TASK PROMPT: Pick out the lines in the listing below that contain the word "Surface" and copy them.

MATERIAL PROVIDED:

"""

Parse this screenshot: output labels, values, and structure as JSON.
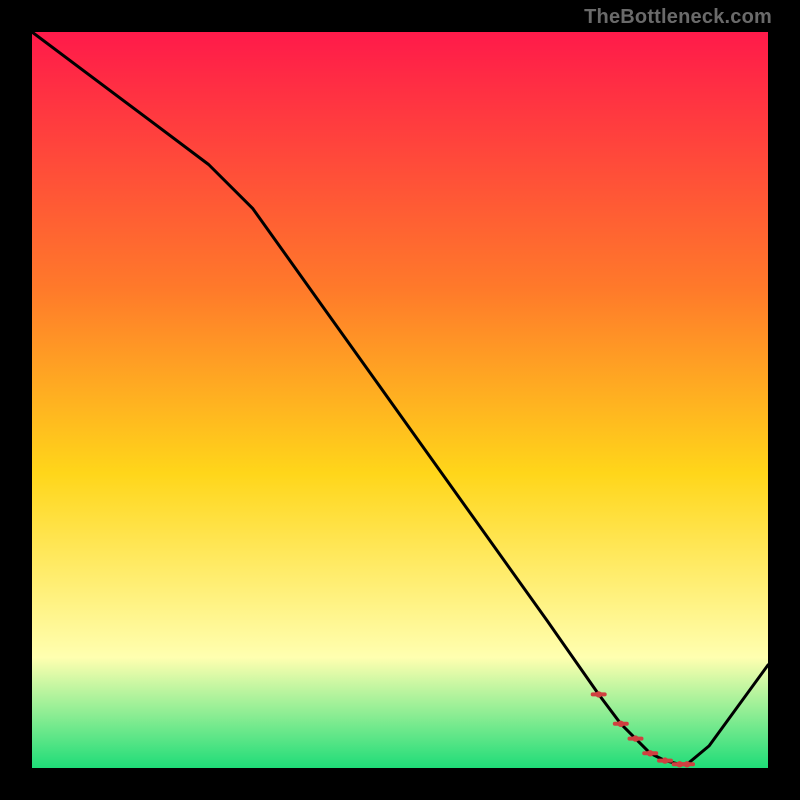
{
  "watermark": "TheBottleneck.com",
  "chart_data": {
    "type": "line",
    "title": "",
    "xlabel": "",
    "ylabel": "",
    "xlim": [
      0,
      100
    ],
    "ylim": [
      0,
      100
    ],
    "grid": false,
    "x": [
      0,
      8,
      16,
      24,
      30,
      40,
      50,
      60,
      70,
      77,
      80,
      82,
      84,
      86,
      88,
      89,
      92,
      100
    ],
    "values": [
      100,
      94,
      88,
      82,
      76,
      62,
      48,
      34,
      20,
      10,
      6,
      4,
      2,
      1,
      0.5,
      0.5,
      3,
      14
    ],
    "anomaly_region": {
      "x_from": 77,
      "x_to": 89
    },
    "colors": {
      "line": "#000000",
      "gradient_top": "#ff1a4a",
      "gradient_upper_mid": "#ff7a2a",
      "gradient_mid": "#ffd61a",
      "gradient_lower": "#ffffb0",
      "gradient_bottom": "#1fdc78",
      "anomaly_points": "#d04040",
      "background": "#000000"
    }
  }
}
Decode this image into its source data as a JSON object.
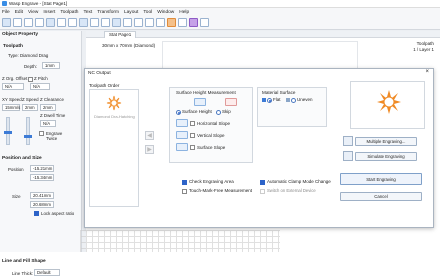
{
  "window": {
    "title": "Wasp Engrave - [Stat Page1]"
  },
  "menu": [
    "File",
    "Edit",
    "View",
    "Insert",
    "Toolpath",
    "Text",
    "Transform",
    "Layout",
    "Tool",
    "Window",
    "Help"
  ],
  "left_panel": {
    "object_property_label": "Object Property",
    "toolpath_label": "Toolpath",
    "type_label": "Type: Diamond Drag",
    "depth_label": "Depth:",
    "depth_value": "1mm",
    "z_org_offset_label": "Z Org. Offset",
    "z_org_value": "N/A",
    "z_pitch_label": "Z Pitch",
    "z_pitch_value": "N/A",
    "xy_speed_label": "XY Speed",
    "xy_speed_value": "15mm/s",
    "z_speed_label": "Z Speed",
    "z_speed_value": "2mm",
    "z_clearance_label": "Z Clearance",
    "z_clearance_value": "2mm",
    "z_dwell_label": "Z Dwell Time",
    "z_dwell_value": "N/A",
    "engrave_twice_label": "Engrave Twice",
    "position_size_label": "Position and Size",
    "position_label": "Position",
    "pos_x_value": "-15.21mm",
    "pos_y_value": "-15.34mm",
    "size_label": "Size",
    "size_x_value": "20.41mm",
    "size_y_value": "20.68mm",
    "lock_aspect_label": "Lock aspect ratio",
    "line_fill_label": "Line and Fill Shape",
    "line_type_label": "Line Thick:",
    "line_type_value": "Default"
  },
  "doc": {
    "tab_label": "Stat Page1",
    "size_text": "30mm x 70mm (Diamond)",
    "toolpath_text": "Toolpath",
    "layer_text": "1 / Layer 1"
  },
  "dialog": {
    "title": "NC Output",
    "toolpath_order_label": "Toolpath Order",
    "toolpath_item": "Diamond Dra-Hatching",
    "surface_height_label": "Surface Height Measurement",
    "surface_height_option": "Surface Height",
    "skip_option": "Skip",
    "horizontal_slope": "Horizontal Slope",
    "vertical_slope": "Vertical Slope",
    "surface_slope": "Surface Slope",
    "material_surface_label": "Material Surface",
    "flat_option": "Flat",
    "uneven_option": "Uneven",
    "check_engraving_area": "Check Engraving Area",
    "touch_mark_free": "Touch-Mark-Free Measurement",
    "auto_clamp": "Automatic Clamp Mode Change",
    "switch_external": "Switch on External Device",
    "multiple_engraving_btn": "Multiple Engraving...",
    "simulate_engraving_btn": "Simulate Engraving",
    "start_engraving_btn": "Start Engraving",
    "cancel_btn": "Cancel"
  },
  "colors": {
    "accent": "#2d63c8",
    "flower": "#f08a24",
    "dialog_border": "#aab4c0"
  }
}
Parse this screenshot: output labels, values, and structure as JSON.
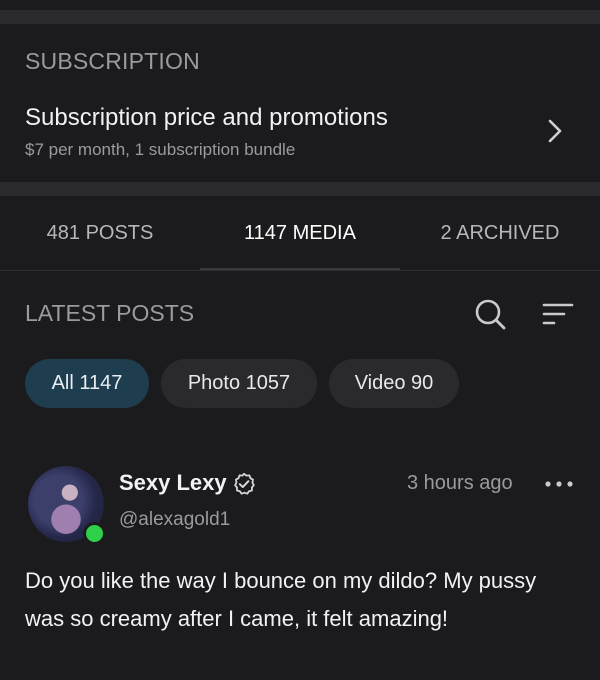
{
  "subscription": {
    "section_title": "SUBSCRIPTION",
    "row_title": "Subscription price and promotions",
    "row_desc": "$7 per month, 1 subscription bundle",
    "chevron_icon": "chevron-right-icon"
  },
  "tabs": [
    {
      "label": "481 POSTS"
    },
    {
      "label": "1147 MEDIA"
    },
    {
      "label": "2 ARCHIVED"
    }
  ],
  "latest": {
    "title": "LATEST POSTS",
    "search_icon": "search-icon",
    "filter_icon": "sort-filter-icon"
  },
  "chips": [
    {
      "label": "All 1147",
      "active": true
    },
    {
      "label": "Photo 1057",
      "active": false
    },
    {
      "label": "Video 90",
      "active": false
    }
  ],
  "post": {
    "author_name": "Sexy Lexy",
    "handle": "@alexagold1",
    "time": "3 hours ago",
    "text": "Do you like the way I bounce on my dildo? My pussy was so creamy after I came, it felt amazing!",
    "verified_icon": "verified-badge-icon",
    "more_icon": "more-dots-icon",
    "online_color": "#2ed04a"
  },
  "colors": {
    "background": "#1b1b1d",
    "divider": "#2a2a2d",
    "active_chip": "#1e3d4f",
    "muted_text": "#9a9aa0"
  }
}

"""

EXERCISE RESPONSE:
    "surface_height_label": "Surface Height Measurement",
    "surface_height_option": "Surface Height",
    "surface_slope": "Surface Slope",
    "material_surface_label": "Material Surface",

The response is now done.